The primary objection to stem cell research in the United States is based on the belief that commonly held social, moral, and ethical boundaries will be breached in the effort to ensure adequate supplies of embryonic stem cells (Hoffman, et al., 2004; Reeves, 2001) Because of the potential medical and economic implications of stem cell research, executive level governmental decisions have been made regarding acceptable limits for stem cell research (Hoffman, et al., 2004; Reeves, 2001) These limits have changed as the national executive leadership has changed (Hoffman, et al., 2004; Reeves, 2001) Presidents have issued Executive Orders regarding stem cell research that reflect their personal beliefs and the beliefs expressed by voices dominating the American press at any given time (Hoffman, et al., 2004; Reeves, 2001) Representation of stem cell researchers and those who potentially would benefit from stem cell research have been less well reflected in the national debate about how to provide oversight and how to legislate the issue of stem cell research (Hoffman, et al., 2004; Reeves, 2001) What is most often disregarded in the debate is that embryonic stem cells can be harvested from embryos produced in assisted reproductive technology…… [Read More]

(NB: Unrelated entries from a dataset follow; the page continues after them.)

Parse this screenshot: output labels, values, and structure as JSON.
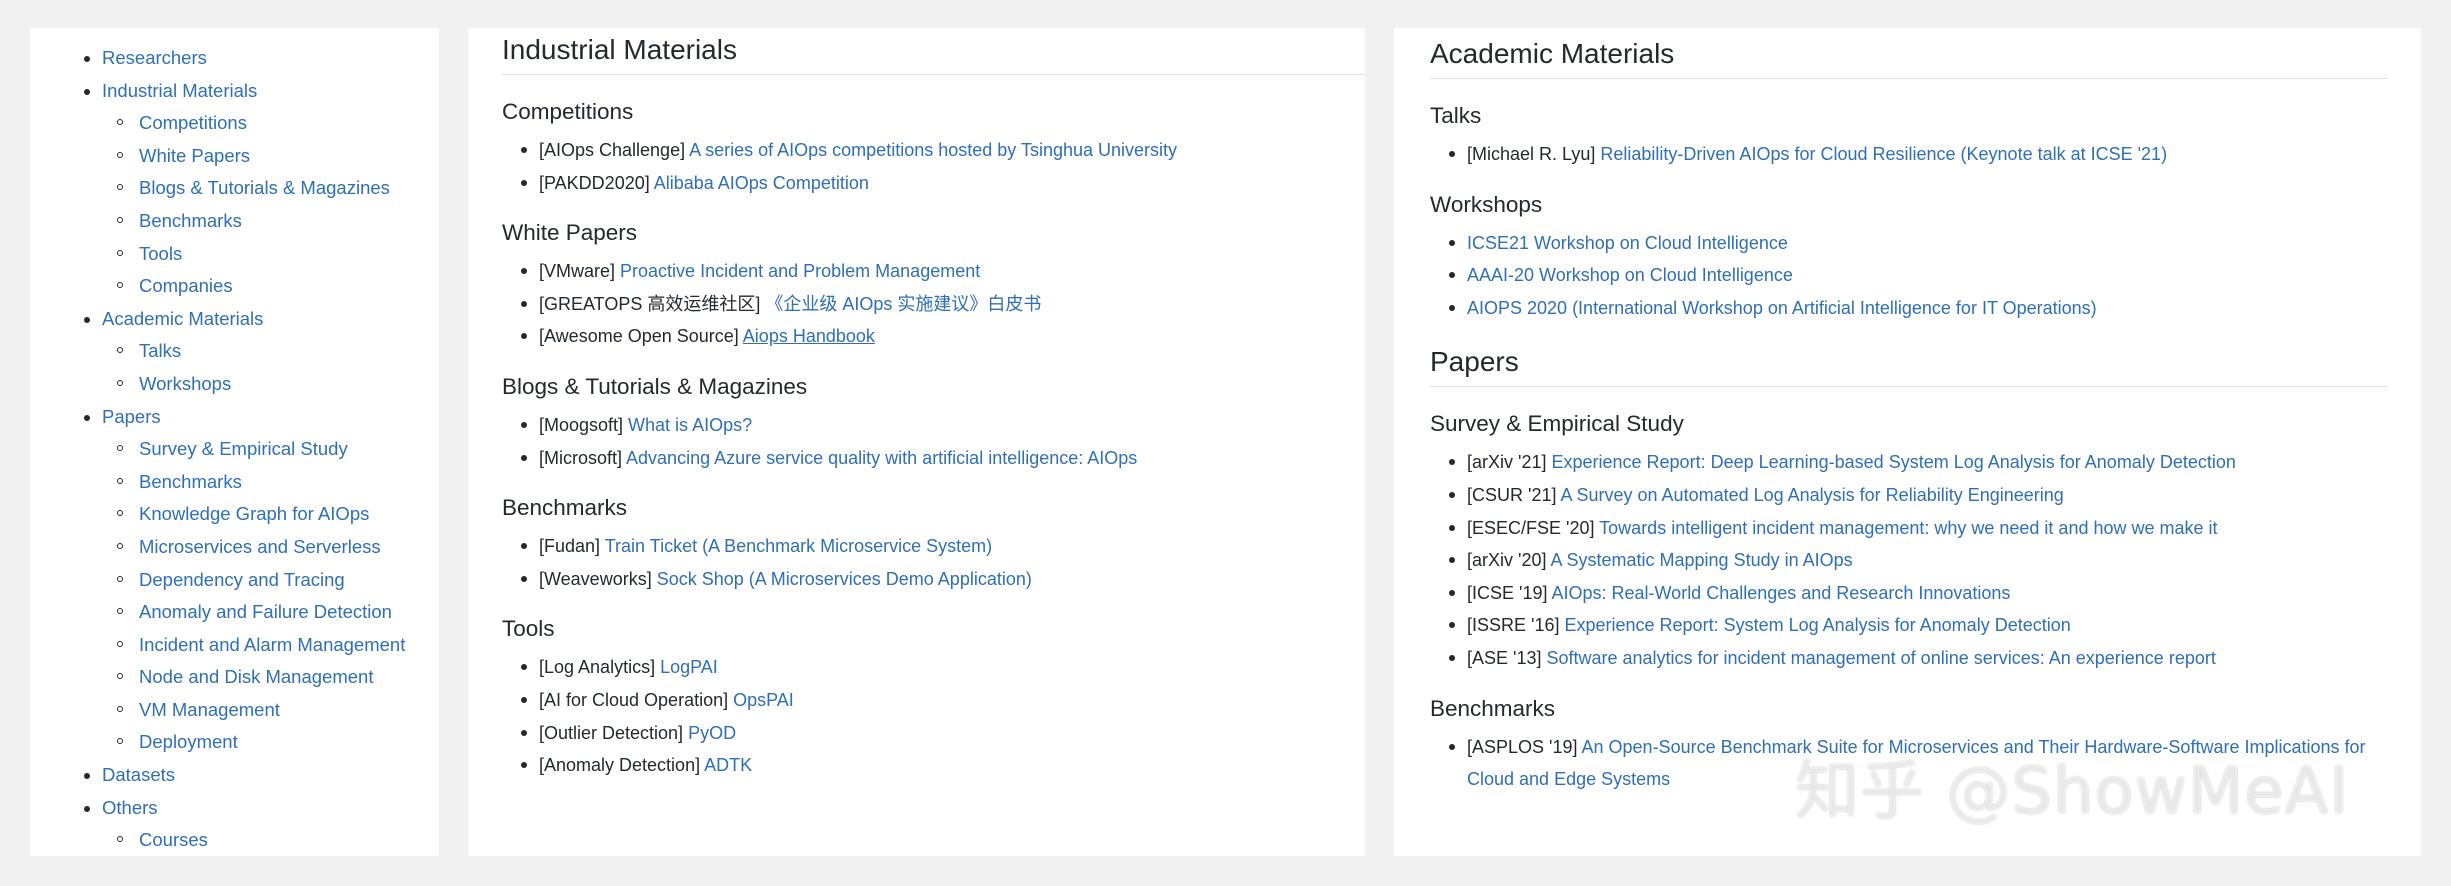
{
  "toc": {
    "items": [
      {
        "label": "Researchers",
        "children": []
      },
      {
        "label": "Industrial Materials",
        "children": [
          "Competitions",
          "White Papers",
          "Blogs & Tutorials & Magazines",
          "Benchmarks",
          "Tools",
          "Companies"
        ]
      },
      {
        "label": "Academic Materials",
        "children": [
          "Talks",
          "Workshops"
        ]
      },
      {
        "label": "Papers",
        "children": [
          "Survey & Empirical Study",
          "Benchmarks",
          "Knowledge Graph for AIOps",
          "Microservices and Serverless",
          "Dependency and Tracing",
          "Anomaly and Failure Detection",
          "Incident and Alarm Management",
          "Node and Disk Management",
          "VM Management",
          "Deployment"
        ]
      },
      {
        "label": "Datasets",
        "children": []
      },
      {
        "label": "Others",
        "children": [
          "Courses"
        ]
      }
    ]
  },
  "industrial": {
    "title": "Industrial Materials",
    "sections": [
      {
        "title": "Competitions",
        "items": [
          {
            "prefix": "[AIOps Challenge] ",
            "link": "A series of AIOps competitions hosted by Tsinghua University"
          },
          {
            "prefix": "[PAKDD2020] ",
            "link": "Alibaba AIOps Competition"
          }
        ]
      },
      {
        "title": "White Papers",
        "items": [
          {
            "prefix": "[VMware] ",
            "link": "Proactive Incident and Problem Management"
          },
          {
            "prefix": "[GREATOPS 高效运维社区] ",
            "link": "《企业级 AIOps 实施建议》白皮书"
          },
          {
            "prefix": "[Awesome Open Source] ",
            "link": "Aiops Handbook",
            "underline": true
          }
        ]
      },
      {
        "title": "Blogs & Tutorials & Magazines",
        "items": [
          {
            "prefix": "[Moogsoft] ",
            "link": "What is AIOps?"
          },
          {
            "prefix": "[Microsoft] ",
            "link": "Advancing Azure service quality with artificial intelligence: AIOps"
          }
        ]
      },
      {
        "title": "Benchmarks",
        "items": [
          {
            "prefix": "[Fudan] ",
            "link": "Train Ticket (A Benchmark Microservice System)"
          },
          {
            "prefix": "[Weaveworks] ",
            "link": "Sock Shop (A Microservices Demo Application)"
          }
        ]
      },
      {
        "title": "Tools",
        "items": [
          {
            "prefix": "[Log Analytics] ",
            "link": "LogPAI"
          },
          {
            "prefix": "[AI for Cloud Operation] ",
            "link": "OpsPAI"
          },
          {
            "prefix": "[Outlier Detection] ",
            "link": "PyOD"
          },
          {
            "prefix": "[Anomaly Detection] ",
            "link": "ADTK"
          }
        ]
      }
    ]
  },
  "academic": {
    "title": "Academic Materials",
    "sections": [
      {
        "title": "Talks",
        "items": [
          {
            "prefix": "[Michael R. Lyu] ",
            "link": "Reliability-Driven AIOps for Cloud Resilience (Keynote talk at ICSE '21)"
          }
        ]
      },
      {
        "title": "Workshops",
        "items": [
          {
            "prefix": "",
            "link": "ICSE21 Workshop on Cloud Intelligence"
          },
          {
            "prefix": "",
            "link": "AAAI-20 Workshop on Cloud Intelligence"
          },
          {
            "prefix": "",
            "link": "AIOPS 2020 (International Workshop on Artificial Intelligence for IT Operations)"
          }
        ]
      }
    ]
  },
  "papers": {
    "title": "Papers",
    "sections": [
      {
        "title": "Survey & Empirical Study",
        "items": [
          {
            "prefix": "[arXiv '21] ",
            "link": "Experience Report: Deep Learning-based System Log Analysis for Anomaly Detection"
          },
          {
            "prefix": "[CSUR '21] ",
            "link": "A Survey on Automated Log Analysis for Reliability Engineering"
          },
          {
            "prefix": "[ESEC/FSE '20] ",
            "link": "Towards intelligent incident management: why we need it and how we make it"
          },
          {
            "prefix": "[arXiv '20] ",
            "link": "A Systematic Mapping Study in AIOps"
          },
          {
            "prefix": "[ICSE '19] ",
            "link": "AIOps: Real-World Challenges and Research Innovations"
          },
          {
            "prefix": "[ISSRE '16] ",
            "link": "Experience Report: System Log Analysis for Anomaly Detection"
          },
          {
            "prefix": "[ASE '13] ",
            "link": "Software analytics for incident management of online services: An experience report"
          }
        ]
      },
      {
        "title": "Benchmarks",
        "items": [
          {
            "prefix": "[ASPLOS '19] ",
            "link": "An Open-Source Benchmark Suite for Microservices and Their Hardware-Software Implications for Cloud and Edge Systems"
          }
        ]
      }
    ]
  },
  "watermark": "知乎 @ShowMeAI"
}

References:
2006 Ballot Measure: Constitutional Amendment 2: Stem Cell Initiative, submitted October 11, 2005. Retrieved  http://www.sos.mo.gov 

Ertelt, S. (2009, March 2). IPS Cells, An Embryonic Stem Cell Research Alternative, Make Major Advance, LifeNews. Retrieved http://www.lifenews.com/